Sadly, Loki’s appearance was left in the cutting room floor, leaving the audience wondering about his whereabouts and plans, as well as his role in Thor’s chaotic nightmare. Some attributed this to the usual edits to shorten the running time, while others suspected it could have been a creative decision from the crew behind Age of Ultron. Truth is that it was the test-screening audiences who pointed out that Loki’s inclusion was probably not the best idea.
During a live Q&A session with Variety, Tom Hiddleston was asked about his cameo in Age of Ultron and the reason why it was cut, explaining that it gave the wrong idea about who the villain behind the chaos really was.
“As they were testing the film, the initial audiences were like ‘oh Loki is controlling Ultron!’, and Kevin Feige and all the guys at Marvel were like ‘um, no, he’s not’. So they just thought it was confusing.”
In the end, Thor’s nightmare and sub-story was still confusing even without Loki’s appearance, leaving the audience puzzled and making up theories in order to make some sense out of what was left of the dream sequence.

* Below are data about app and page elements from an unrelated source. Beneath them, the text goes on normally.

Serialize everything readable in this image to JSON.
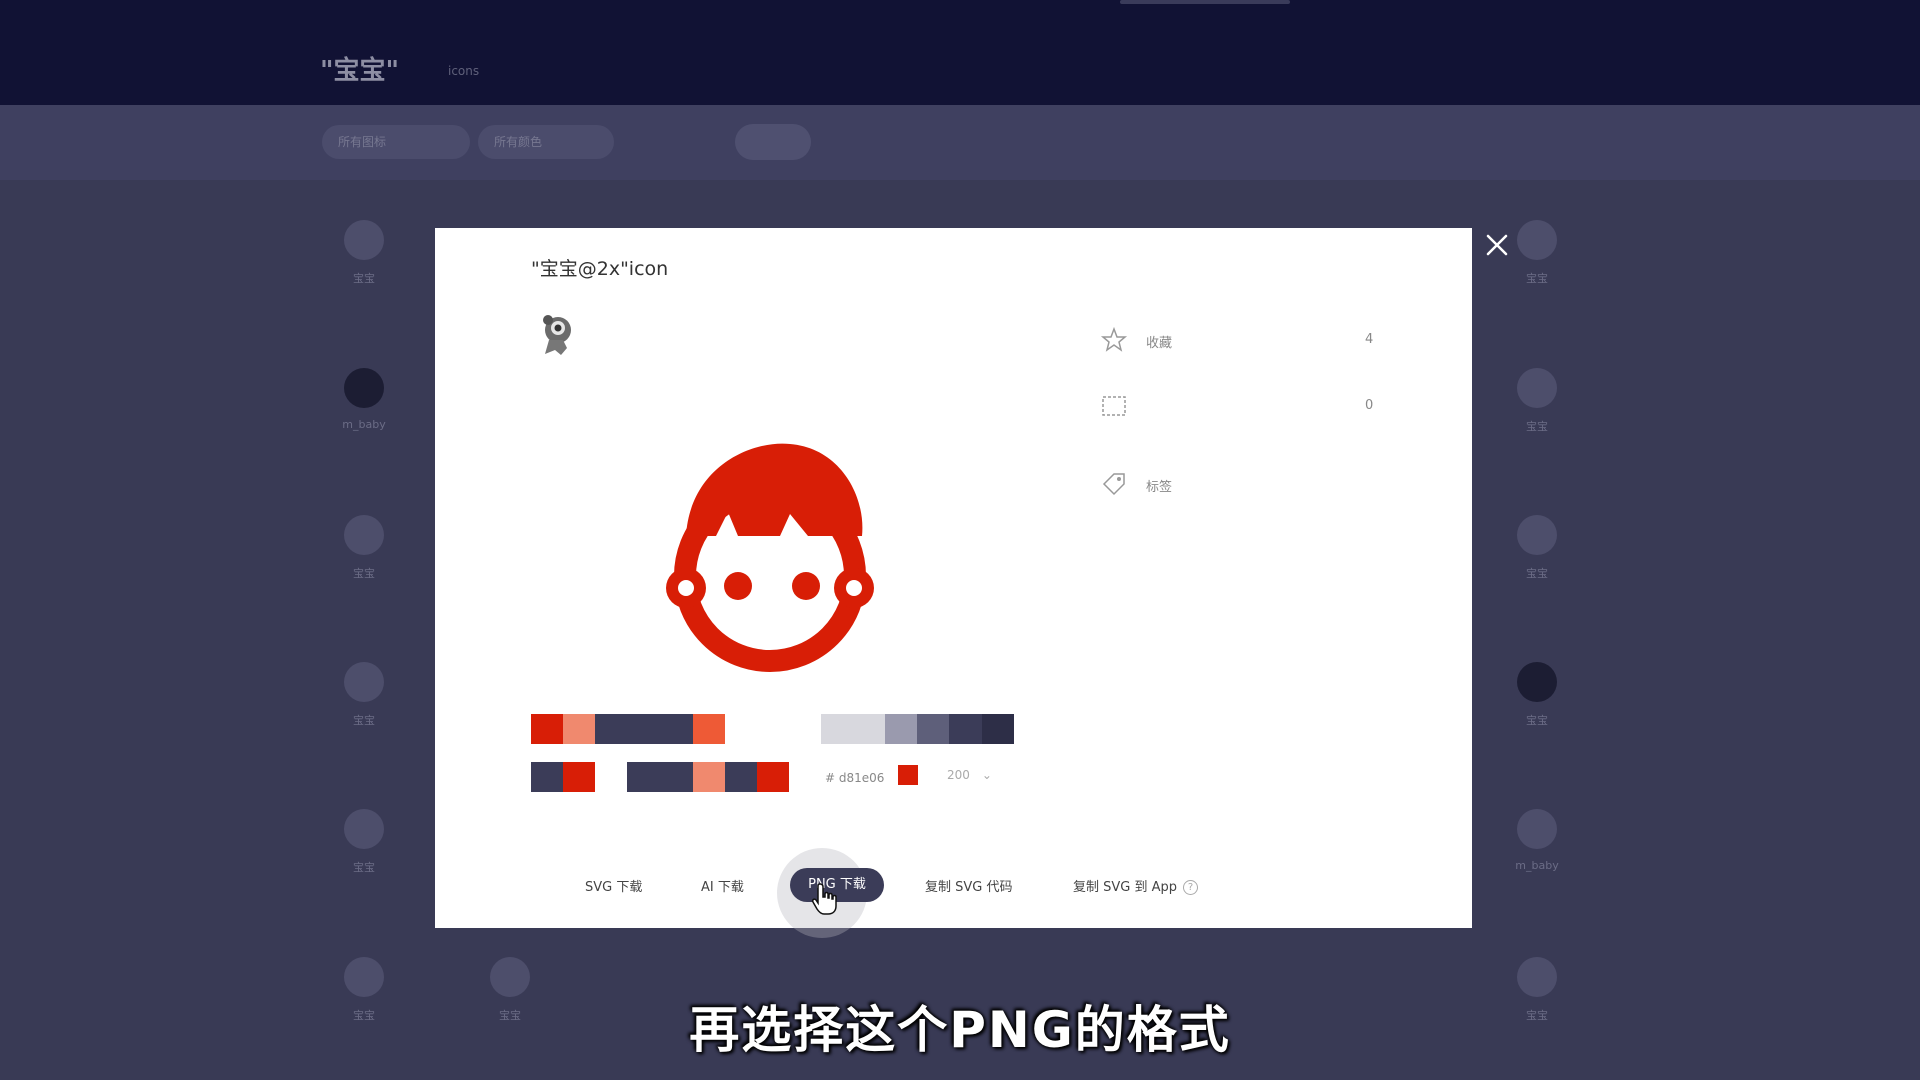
{
  "background": {
    "page_title": "\"宝宝\"",
    "page_subtitle": "icons",
    "filters": [
      "所有图标",
      "所有颜色"
    ],
    "icon_labels": {
      "r1c1": "宝宝",
      "r1c9": "宝宝",
      "r2c1": "m_baby",
      "r2c9": "宝宝",
      "r3c1": "宝宝",
      "r3c9": "宝宝",
      "r4c1": "宝宝",
      "r4c9": "宝宝",
      "r5c1": "宝宝",
      "r5c9": "m_baby",
      "r6c1": "宝宝",
      "r6c2": "宝宝",
      "r6c9": "宝宝"
    }
  },
  "modal": {
    "title": "\"宝宝@2x\"icon",
    "title_link": "",
    "author_label": "",
    "author_name": "",
    "date_label": "",
    "date_value": "",
    "stats": {
      "favorite_label": "收藏",
      "favorite_count": "4",
      "collection_label": "",
      "collection_count": "0",
      "collection_note": "",
      "tag_label": "标签",
      "tag_note": ""
    },
    "color": {
      "hex_label": "# d81e06",
      "hex_value": "#d81e06",
      "size_value": "200",
      "size_chevron": "⌄"
    },
    "actions": {
      "svg_download": "SVG 下载",
      "ai_download": "AI 下载",
      "png_download": "PNG 下载",
      "copy_svg_code": "复制 SVG 代码",
      "copy_svg_app": "复制 SVG 到 App",
      "help": "?",
      "download_copyright": ""
    },
    "icon_color": "#d81e06",
    "close_icon": "close-icon"
  },
  "subtitle": "再选择这个PNG的格式"
}
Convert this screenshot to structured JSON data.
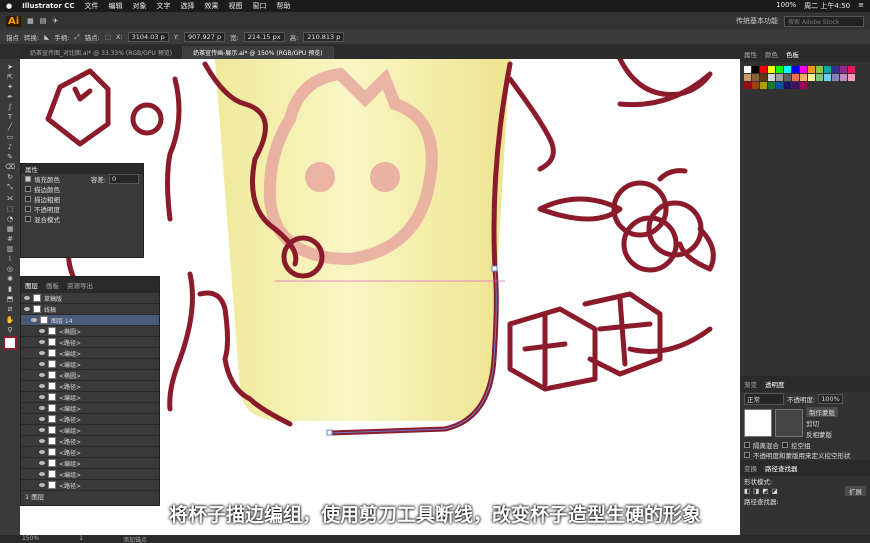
{
  "mac_menu": {
    "app": "Illustrator CC",
    "items": [
      "文件",
      "编辑",
      "对象",
      "文字",
      "选择",
      "效果",
      "视图",
      "窗口",
      "帮助"
    ],
    "battery": "100%",
    "clock": "周二 上午4:50"
  },
  "app_bar": {
    "logo": "Ai",
    "workspace": "传统基本功能",
    "search_placeholder": "搜索 Adobe Stock"
  },
  "control_bar": {
    "mode": "锚点",
    "convert": "转换:",
    "handles": "手柄:",
    "anchors": "锚点:",
    "x_label": "X:",
    "x": "3104.03 p",
    "y_label": "Y:",
    "y": "907.927 p",
    "w_label": "宽:",
    "w": "214.15 px",
    "h_label": "高:",
    "h": "210.813 p"
  },
  "doc_tabs": [
    {
      "label": "奶茶宣传图_对比图.ai* @ 33.33% (RGB/GPU 预览)"
    },
    {
      "label": "奶茶宣传画-展示.ai* @ 150% (RGB/GPU 预览)",
      "active": true
    }
  ],
  "appearance_panel": {
    "title": "属性",
    "fill": "填充颜色",
    "opacity_label": "容差:",
    "opacity": "0",
    "stroke_color": "描边颜色",
    "stroke_weight": "描边粗细",
    "transparency": "不透明度",
    "blend": "混合模式"
  },
  "layers_panel": {
    "tabs": [
      "图层",
      "画板",
      "资源导出"
    ],
    "layers": [
      {
        "name": "草稿版"
      },
      {
        "name": "线稿"
      },
      {
        "name": "图层 14"
      },
      {
        "name": "<椭圆>"
      },
      {
        "name": "<路径>"
      },
      {
        "name": "<编组>"
      },
      {
        "name": "<编组>"
      },
      {
        "name": "<椭圆>"
      },
      {
        "name": "<路径>"
      },
      {
        "name": "<编组>"
      },
      {
        "name": "<编组>"
      },
      {
        "name": "<路径>"
      },
      {
        "name": "<编组>"
      },
      {
        "name": "<路径>"
      },
      {
        "name": "<路径>"
      },
      {
        "name": "<编组>"
      },
      {
        "name": "<编组>"
      },
      {
        "name": "<路径>"
      }
    ],
    "footer": "1 图层"
  },
  "right_panel": {
    "tabs": [
      "属性",
      "颜色",
      "色板"
    ],
    "transparency_tabs": [
      "渐变",
      "透明度"
    ],
    "blend_mode": "正常",
    "opacity_label": "不透明度:",
    "opacity": "100%",
    "make_mask": "制作蒙版",
    "clip": "剪切",
    "invert": "反相蒙版",
    "isolate": "隔离混合",
    "knockout": "挖空组",
    "define_knockout": "不透明度和蒙版用来定义挖空形状",
    "pathfinder_tabs": [
      "变换",
      "路径查找器"
    ],
    "shape_modes": "形状模式:",
    "expand": "扩展",
    "pathfinders": "路径查找器:"
  },
  "status_bar": {
    "zoom": "150%",
    "page": "1",
    "tool": "添加锚点"
  },
  "subtitle": "将杯子描边编组，使用剪刀工具断线，改变杯子造型生硬的形象",
  "colors": {
    "stroke": "#8b1a2b",
    "cup": "#f4f0a8",
    "logo": "#e8a8a0",
    "guide": "#e066c8"
  }
}
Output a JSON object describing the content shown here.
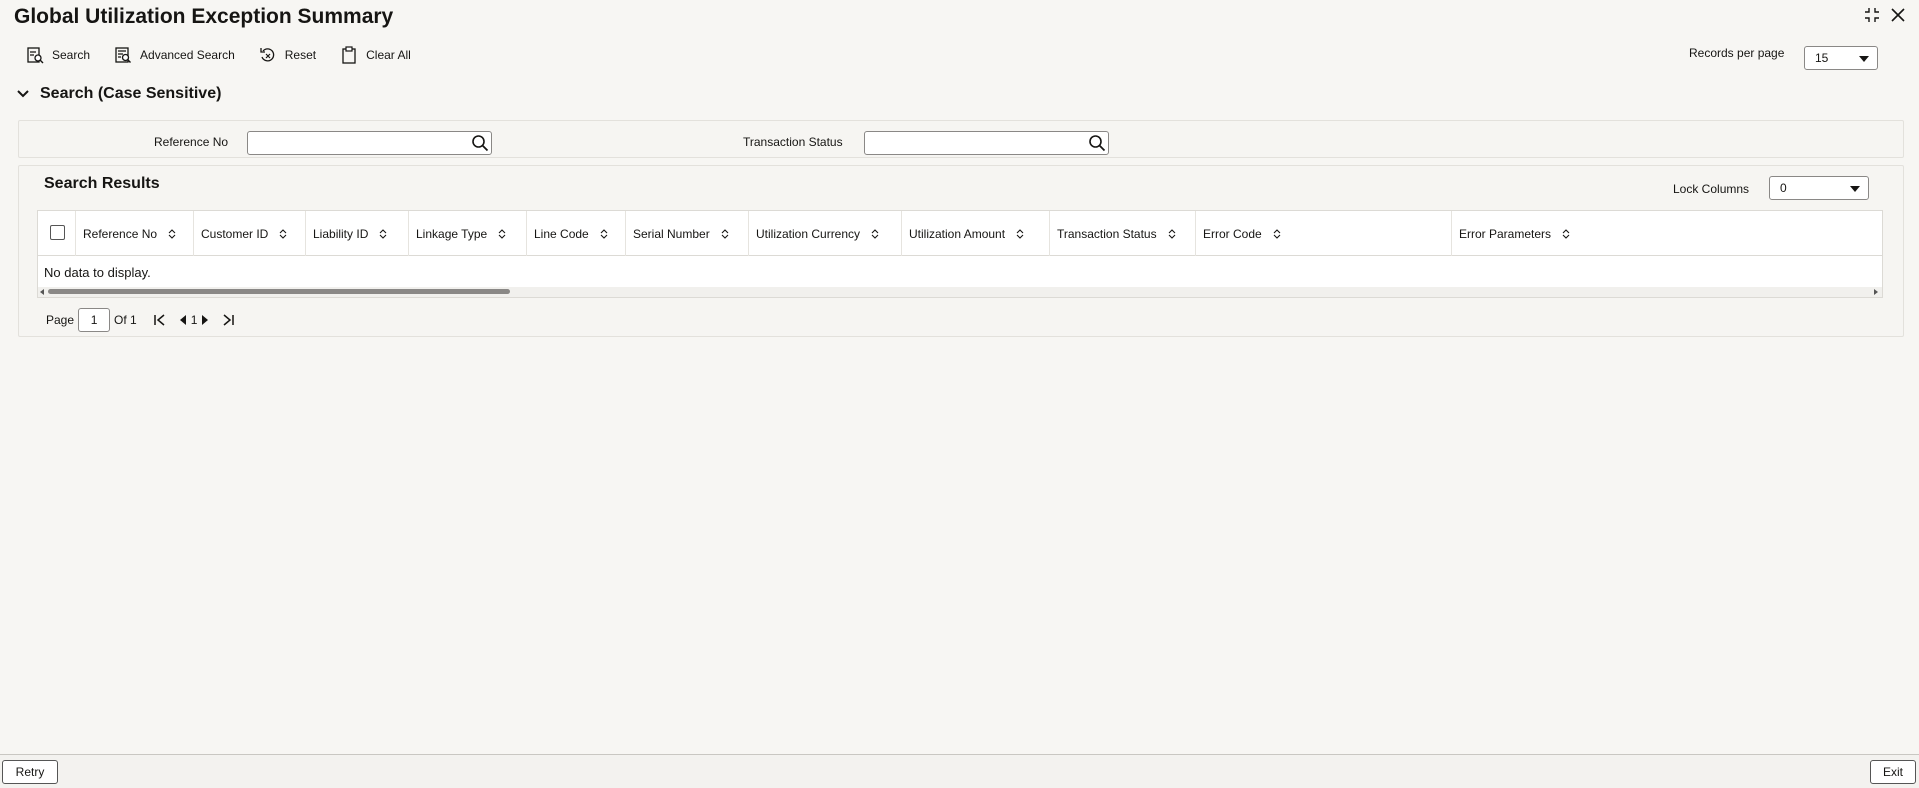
{
  "window": {
    "title": "Global Utilization Exception Summary",
    "controls": {
      "minimize_icon": "collapse-icon",
      "close_icon": "close-icon"
    }
  },
  "toolbar": {
    "search_label": "Search",
    "advanced_search_label": "Advanced Search",
    "reset_label": "Reset",
    "clear_all_label": "Clear All"
  },
  "records_per_page": {
    "label": "Records per page",
    "value": "15"
  },
  "search_section": {
    "title": "Search (Case Sensitive)",
    "fields": {
      "reference_no": {
        "label": "Reference No",
        "value": ""
      },
      "transaction_status": {
        "label": "Transaction Status",
        "value": ""
      }
    }
  },
  "results": {
    "title": "Search Results",
    "lock_columns": {
      "label": "Lock Columns",
      "value": "0"
    },
    "columns": [
      "Reference No",
      "Customer ID",
      "Liability ID",
      "Linkage Type",
      "Line Code",
      "Serial Number",
      "Utilization Currency",
      "Utilization Amount",
      "Transaction Status",
      "Error Code",
      "Error Parameters"
    ],
    "empty_message": "No data to display."
  },
  "pagination": {
    "page_label": "Page",
    "current_page": "1",
    "of_label": "Of 1",
    "page_number": "1"
  },
  "footer": {
    "retry_label": "Retry",
    "exit_label": "Exit"
  },
  "colors": {
    "background": "#f7f6f3",
    "panel": "#f6f5f2",
    "border": "#dcdad5",
    "text": "#161513"
  }
}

On the other hand, it’s understandable that test-audiences would get confused as Loki has history in controlling others and pretty much playing with everyone’s minds – including ours.
While his role in Thor: Ragnarok has been kept under wraps, we can only hope that this movie will solve every Loki-related doubt that has arisen since we saw him posing as Odin on the throne of Asgard at the end of Thor: The Dark World – including his part in Thor’s nightmare, which served as a trigger for the God of Thunder and a link to Thor’s third solo film.
Doctor Strange opens November 4, 2016, followed by Guardians of the Galaxy Vol. 2 – May 5, 2017; Spider-Man: Homecoming – July 7, 2017; Thor: Ragnarok – November 3, 2017; Black Panther – February 16, 2018; Avengers: Infinity War – May 4, 2018; Ant-Man and the Wasp – July 6, 2018; Captain Marvel – March 8, 2019; Untitled Avengers – May 3, 2019; and as-yet untitled Marvel movies on May 1, July 10 and November 6, 2020.